This album, being a faithful record of a single concert, is a good example of where Getz stands today. Surrounded by a band of hugely accomplished young men he plays with the grace and panache which has made him the despair of other tenor players for three decades, only more so. I doubt whether he has ever played better – differently, but not better.
There is, for instance, the matter of dynamics. Any given 16 bars will reveal more light and shade than any other player can manage in a whole evening. Even a single held note manages to suggest a range of shifting emotions, the tone moving from thin and cutting to thick and blowsy and back again.
Stan Getz is not to be compared with any other saxophonist. He is unique in the completeness of his conception, the audacity of his imagination and the speaking humanity of his instrumental voice. In a world where everyone sounds more and more the same he is probably the last of the great originals.
(a) Heart Place; Chappaqua; Autumn Leaves (23.00) – (a) Lady Day; Empty She/Is; (b) Nature Boy (22.59)

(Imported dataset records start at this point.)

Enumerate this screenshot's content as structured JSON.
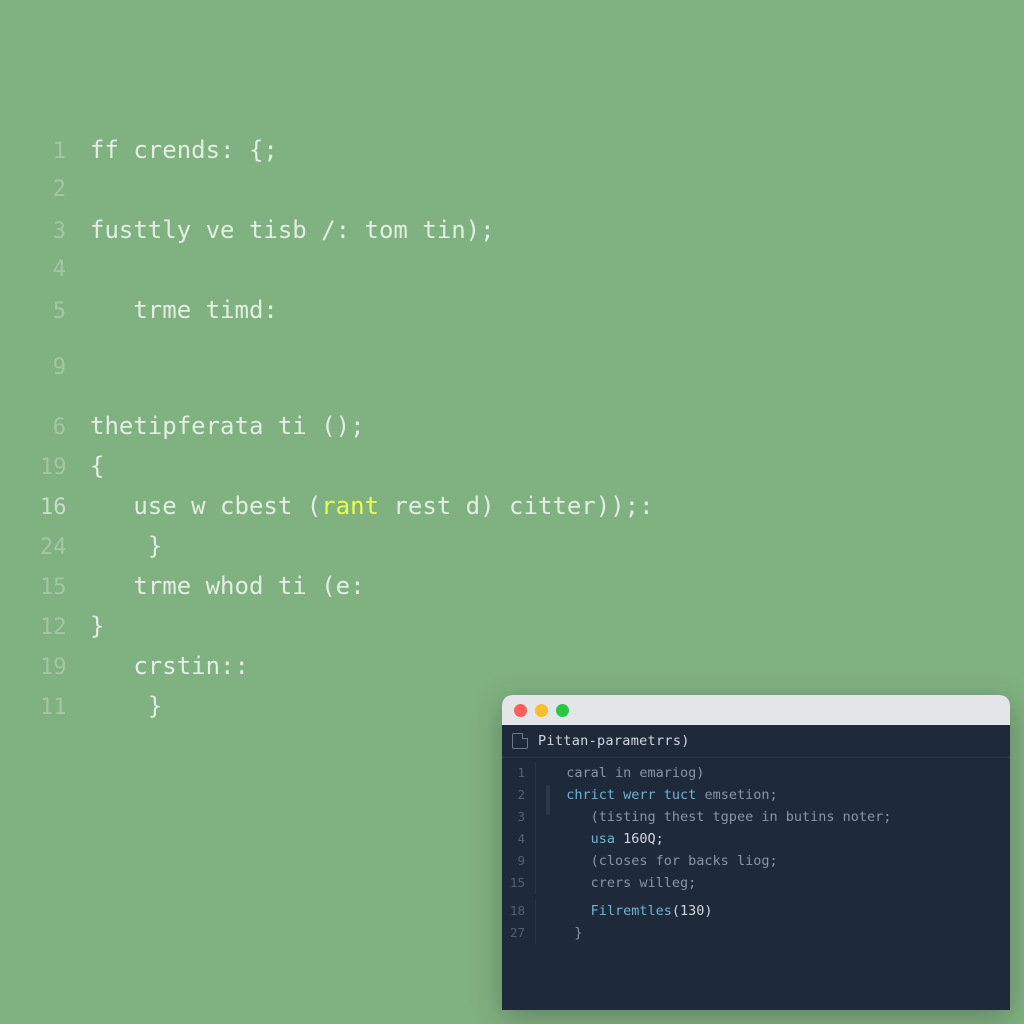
{
  "background_editor": {
    "lines": [
      {
        "num": "1",
        "indent": "",
        "segments": [
          {
            "t": "ff crends: {;",
            "c": ""
          }
        ]
      },
      {
        "num": "2",
        "indent": "",
        "segments": []
      },
      {
        "num": "3",
        "indent": "",
        "segments": [
          {
            "t": "fusttly ve tisb /: tom tin);",
            "c": ""
          }
        ]
      },
      {
        "num": "4",
        "indent": "",
        "segments": []
      },
      {
        "num": "5",
        "indent": "   ",
        "segments": [
          {
            "t": "trme timd:",
            "c": ""
          }
        ]
      },
      {
        "num": "9",
        "indent": "",
        "segments": []
      },
      {
        "num": "6",
        "indent": "",
        "segments": [
          {
            "t": "thetipferata ti ();",
            "c": ""
          }
        ]
      },
      {
        "num": "19",
        "indent": "",
        "segments": [
          {
            "t": "{",
            "c": ""
          }
        ]
      },
      {
        "num": "16",
        "indent": "   ",
        "segments": [
          {
            "t": "use w cbest (",
            "c": ""
          },
          {
            "t": "rant",
            "c": "hl"
          },
          {
            "t": " rest d) citter));:",
            "c": ""
          }
        ],
        "bright": true
      },
      {
        "num": "24",
        "indent": "    ",
        "segments": [
          {
            "t": "}",
            "c": ""
          }
        ]
      },
      {
        "num": "15",
        "indent": "   ",
        "segments": [
          {
            "t": "trme whod ti (e:",
            "c": ""
          }
        ]
      },
      {
        "num": "12",
        "indent": "",
        "segments": [
          {
            "t": "}",
            "c": ""
          }
        ]
      },
      {
        "num": "19",
        "indent": "   ",
        "segments": [
          {
            "t": "crstin::",
            "c": ""
          }
        ]
      },
      {
        "num": "11",
        "indent": "    ",
        "segments": [
          {
            "t": "}",
            "c": ""
          }
        ]
      }
    ]
  },
  "window": {
    "title": "Pittan-parametrrs)",
    "lines": [
      {
        "num": "1",
        "indent": "  ",
        "segments": [
          {
            "t": "caral in emariog)",
            "c": "muted"
          }
        ]
      },
      {
        "num": "2",
        "indent": "  ",
        "segments": [
          {
            "t": "chrict werr tuct ",
            "c": "kw"
          },
          {
            "t": "emsetion;",
            "c": "muted"
          }
        ]
      },
      {
        "num": "3",
        "indent": "     ",
        "segments": [
          {
            "t": "(tisting thest tgpee in butins noter;",
            "c": "muted"
          }
        ]
      },
      {
        "num": "4",
        "indent": "     ",
        "segments": [
          {
            "t": "usa ",
            "c": "kw"
          },
          {
            "t": "160Q;",
            "c": "num"
          }
        ]
      },
      {
        "num": "9",
        "indent": "     ",
        "segments": [
          {
            "t": "(closes for backs liog;",
            "c": "muted"
          }
        ]
      },
      {
        "num": "15",
        "indent": "     ",
        "segments": [
          {
            "t": "crers willeg;",
            "c": "muted"
          }
        ]
      },
      {
        "num": "18",
        "indent": "     ",
        "segments": [
          {
            "t": "Filremtles",
            "c": "fn"
          },
          {
            "t": "(130)",
            "c": "num"
          }
        ]
      },
      {
        "num": "27",
        "indent": "   ",
        "segments": [
          {
            "t": "}",
            "c": "muted"
          }
        ]
      }
    ]
  }
}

(a) Stan Getz (ts); Andy LaVerne (p, elp, syn); Chuck Loeb (g); Brian Bromberg (b); Victor Jones (d). (b) add Paul Horn (fl). Cannes, 23/1/80.
(RCA PL 37417)